Because I’m a bit of a pack-rat, I didn’t have alot of room in my closet or dresser for this windfall. So last night was purge time. As best I could, I tried to be ruthless and let go of anything that a.) I hadn’t worn for awhile, or b.) didn’t really enjoy wearing even if it was recent.
The clothes I packed up for goodwill fit into three categories:
- Clothes that are too baggy because my body has changed OR because I’d convinced myself that an overweight woman like me shouldn’t wear fitted clothes.
- Clothes that used to fit me a size or two ago, that I still really like, and that I hope to fit into again some day.
- Clothes that I never really liked the look or feel of (once I had them home from the store and on my body), or that didn’t really suit my personality, but that I felt guilty about getting rid of because I’d invested money in them.
That list says a lot about the things that I hang onto:
- Old ideas about myself and how I should or shouldn’t dress or I should or shouldn’t look.
- Unrealistic ideals about what I want to look like “some day”, coupled with dissatisfaction over how I look RIGHT NOW.
- Guilt and unhelpful attachment to choices I shouldn’t have made.
- Shame over being the size I am right now and always a longing to be something different.
- Feeling that it’s wrong to want to look my very best, and that some days I should just be satisfied with boring, poorly fitted clothes.
- The sense that if I hang onto worn out, baggy, or not-quite-right clothes, I am fitting into the image I’ve painted of myself as a frugal/earthy person who doesn’t want to use up too much of the earth’s resources for her own consumption.
- The idea that I’m supposed to dress a certain way (professional/practical/conservative/not-too-loud/not-too-sexy) to fit certain roles I have in my life and to ensure I don’t offend anyone or rock the boat.
That’s a lot of baggage I’m trying to pack away in those goodwill bags. No, I’m not idealistic enough to believe that a one-time purge will allow me to shake all of those old ideas, but I have to start somewhere.
Here are some of the new ideas I’m trying to replace them with:
- It’s okay to look great, feel great, (and maybe even a little sexy!) and enjoy what I’m wearing.
- My style is somewhere in the range of eclectic/colourful/global/bohemian/wanderer/artist – and THAT’S THE WAY I DRESS!
- I am a good steward of the earth’s and my own resources AND I appreciate and value the beauty and comfort in what the earth has provided for me.

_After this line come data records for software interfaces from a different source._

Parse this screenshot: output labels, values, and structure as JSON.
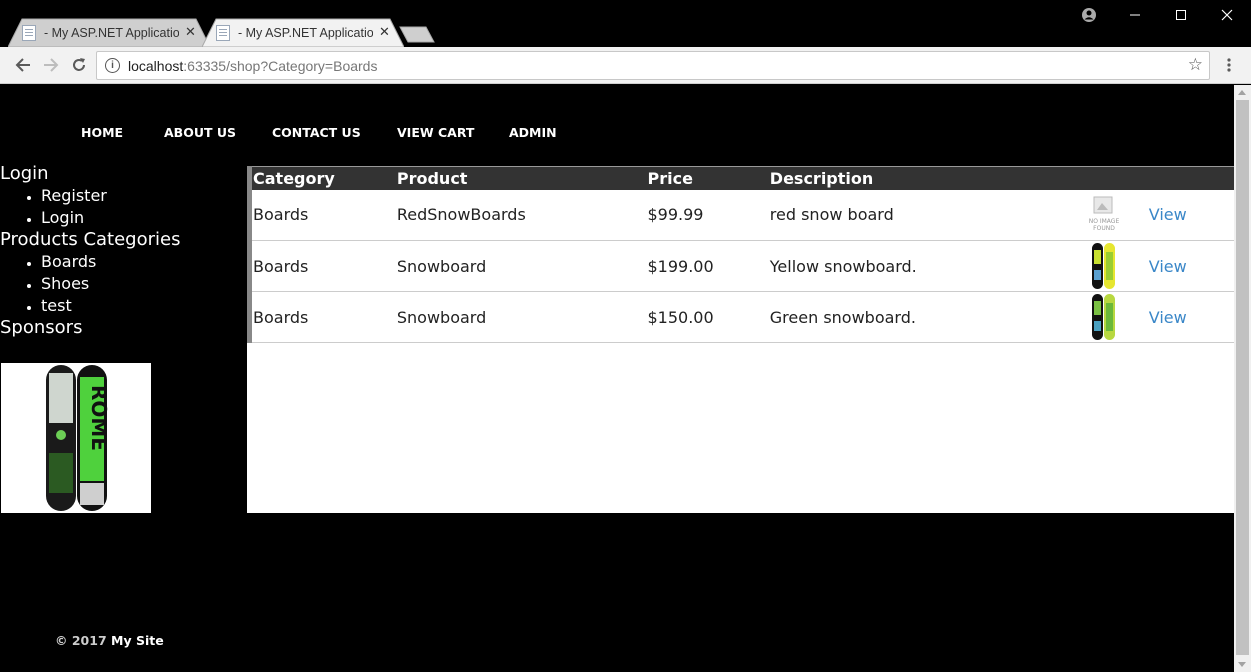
{
  "browser": {
    "tabs": [
      {
        "title": "- My ASP.NET Application",
        "active": false
      },
      {
        "title": "- My ASP.NET Application",
        "active": true
      }
    ],
    "url_host": "localhost",
    "url_rest": ":63335/shop?Category=Boards"
  },
  "nav": {
    "items": [
      "HOME",
      "ABOUT US",
      "CONTACT US",
      "VIEW CART",
      "ADMIN"
    ]
  },
  "sidebar": {
    "login_heading": "Login",
    "login_items": [
      "Register",
      "Login"
    ],
    "categories_heading": "Products Categories",
    "categories": [
      "Boards",
      "Shoes",
      "test"
    ],
    "sponsors_heading": "Sponsors"
  },
  "products": {
    "headers": [
      "Category",
      "Product",
      "Price",
      "Description"
    ],
    "rows": [
      {
        "category": "Boards",
        "product": "RedSnowBoards",
        "price": "$99.99",
        "description": "red snow board",
        "image": "no-image",
        "link": "View"
      },
      {
        "category": "Boards",
        "product": "Snowboard",
        "price": "$199.00",
        "description": "Yellow snowboard.",
        "image": "snowboard-yellow",
        "link": "View"
      },
      {
        "category": "Boards",
        "product": "Snowboard",
        "price": "$150.00",
        "description": "Green snowboard.",
        "image": "snowboard-green",
        "link": "View"
      }
    ],
    "no_image_text": [
      "NO IMAGE",
      "FOUND"
    ]
  },
  "footer": {
    "copyright": "© 2017",
    "site": "My Site"
  },
  "colors": {
    "link": "#3a87c8",
    "header_bg": "#333333",
    "page_bg": "#000000"
  }
}
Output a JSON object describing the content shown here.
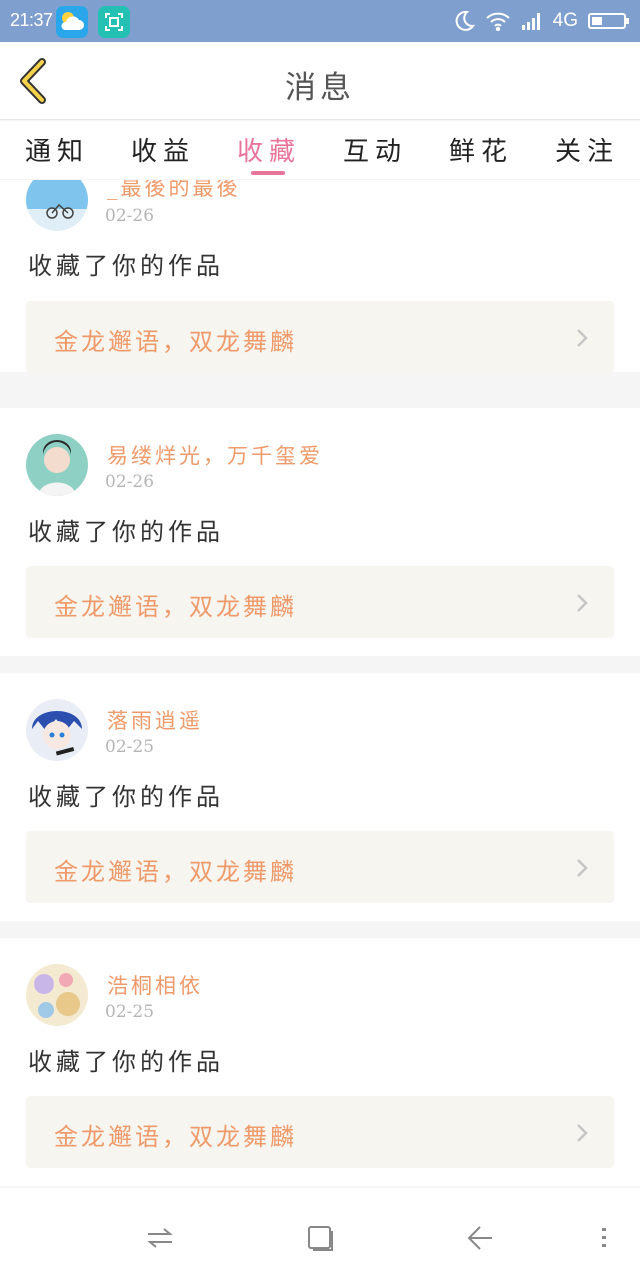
{
  "status_bar": {
    "time": "21:37",
    "network": "4G",
    "icons": [
      "weather-icon",
      "scan-icon",
      "moon-icon",
      "wifi-icon",
      "signal-icon",
      "battery-icon"
    ]
  },
  "header": {
    "title": "消息",
    "back_icon": "chevron-left-icon"
  },
  "tabs": {
    "items": [
      {
        "label": "通知"
      },
      {
        "label": "收益"
      },
      {
        "label": "收藏"
      },
      {
        "label": "互动"
      },
      {
        "label": "鲜花"
      },
      {
        "label": "关注"
      }
    ],
    "active_index": 2
  },
  "notifications": [
    {
      "username": "_最後的最後",
      "date": "02-26",
      "action": "收藏了你的作品",
      "work_title": "金龙邂语，双龙舞麟"
    },
    {
      "username": "易缕烊光，万千玺爱",
      "date": "02-26",
      "action": "收藏了你的作品",
      "work_title": "金龙邂语，双龙舞麟"
    },
    {
      "username": "落雨逍遥",
      "date": "02-25",
      "action": "收藏了你的作品",
      "work_title": "金龙邂语，双龙舞麟"
    },
    {
      "username": "浩桐相依",
      "date": "02-25",
      "action": "收藏了你的作品",
      "work_title": "金龙邂语，双龙舞麟"
    }
  ],
  "nav_bar": {
    "icons": [
      "switch-icon",
      "home-square-icon",
      "back-arrow-icon",
      "menu-dots-icon"
    ]
  },
  "colors": {
    "accent": "#e8749a",
    "username": "#ef9a6a",
    "status_bar": "#7f9fcf",
    "work_card_bg": "#f6f5ef"
  }
}
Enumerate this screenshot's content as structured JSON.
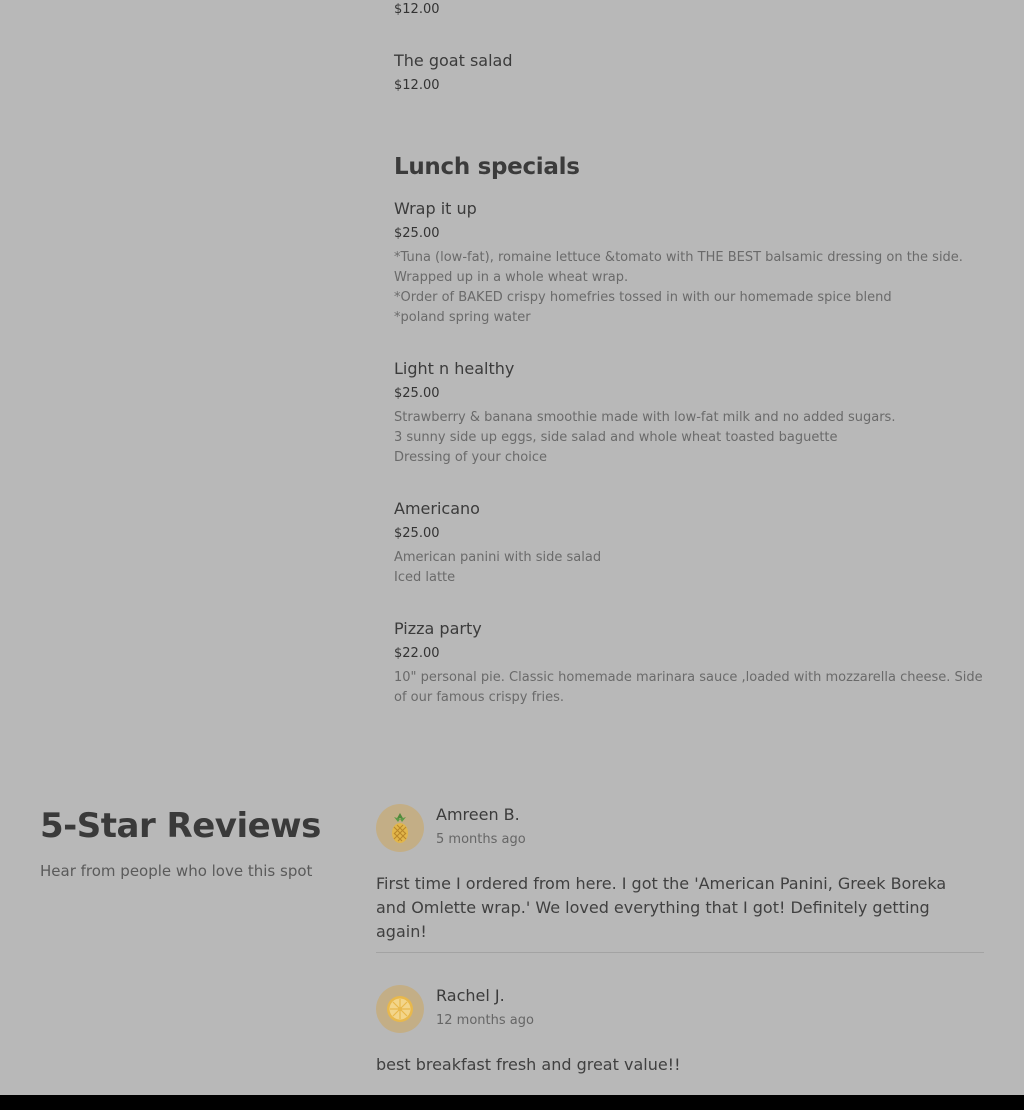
{
  "menu": {
    "top_price": "$12.00",
    "prev_item": {
      "name": "The goat salad",
      "price": "$12.00"
    },
    "section_title": "Lunch specials",
    "items": [
      {
        "name": "Wrap it up",
        "price": "$25.00",
        "desc": [
          "*Tuna (low-fat), romaine lettuce &tomato with THE BEST balsamic dressing on the side.",
          "Wrapped up in a whole wheat wrap.",
          "*Order of BAKED crispy homefries tossed in with our homemade spice blend",
          "*poland spring water"
        ]
      },
      {
        "name": "Light n healthy",
        "price": "$25.00",
        "desc": [
          "Strawberry & banana smoothie made with low-fat milk and no added sugars.",
          "3 sunny side up eggs, side salad and whole wheat toasted baguette",
          "Dressing of your choice"
        ]
      },
      {
        "name": "Americano",
        "price": "$25.00",
        "desc": [
          "American panini with side salad",
          "Iced latte"
        ]
      },
      {
        "name": "Pizza party",
        "price": "$22.00",
        "desc": [
          "10\" personal pie. Classic homemade marinara sauce ,loaded with mozzarella cheese. Side",
          "of our famous crispy fries."
        ]
      }
    ]
  },
  "reviews": {
    "title": "5-Star Reviews",
    "subtitle": "Hear from people who love this spot",
    "items": [
      {
        "name": "Amreen B.",
        "time": "5 months ago",
        "avatar_icon": "pineapple-icon",
        "text": "First time I ordered from here. I got the 'American Panini, Greek Boreka and Omlette wrap.' We loved everything that I got! Definitely getting again!"
      },
      {
        "name": "Rachel J.",
        "time": "12 months ago",
        "avatar_icon": "citrus-slice-icon",
        "text": "best breakfast fresh and great value!!"
      }
    ]
  },
  "colors": {
    "background": "#b8b8b8",
    "avatar_bg": "#c3ae86",
    "footer_bar": "#000000"
  }
}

- I look good and feel good the way my body is RIGHT NOW, even if it’s far from society’s ideals.
- It’s okay to be who I am and let that shine through the clothes I put on my body.
- Old choices are in the past and I can let them go without guilt.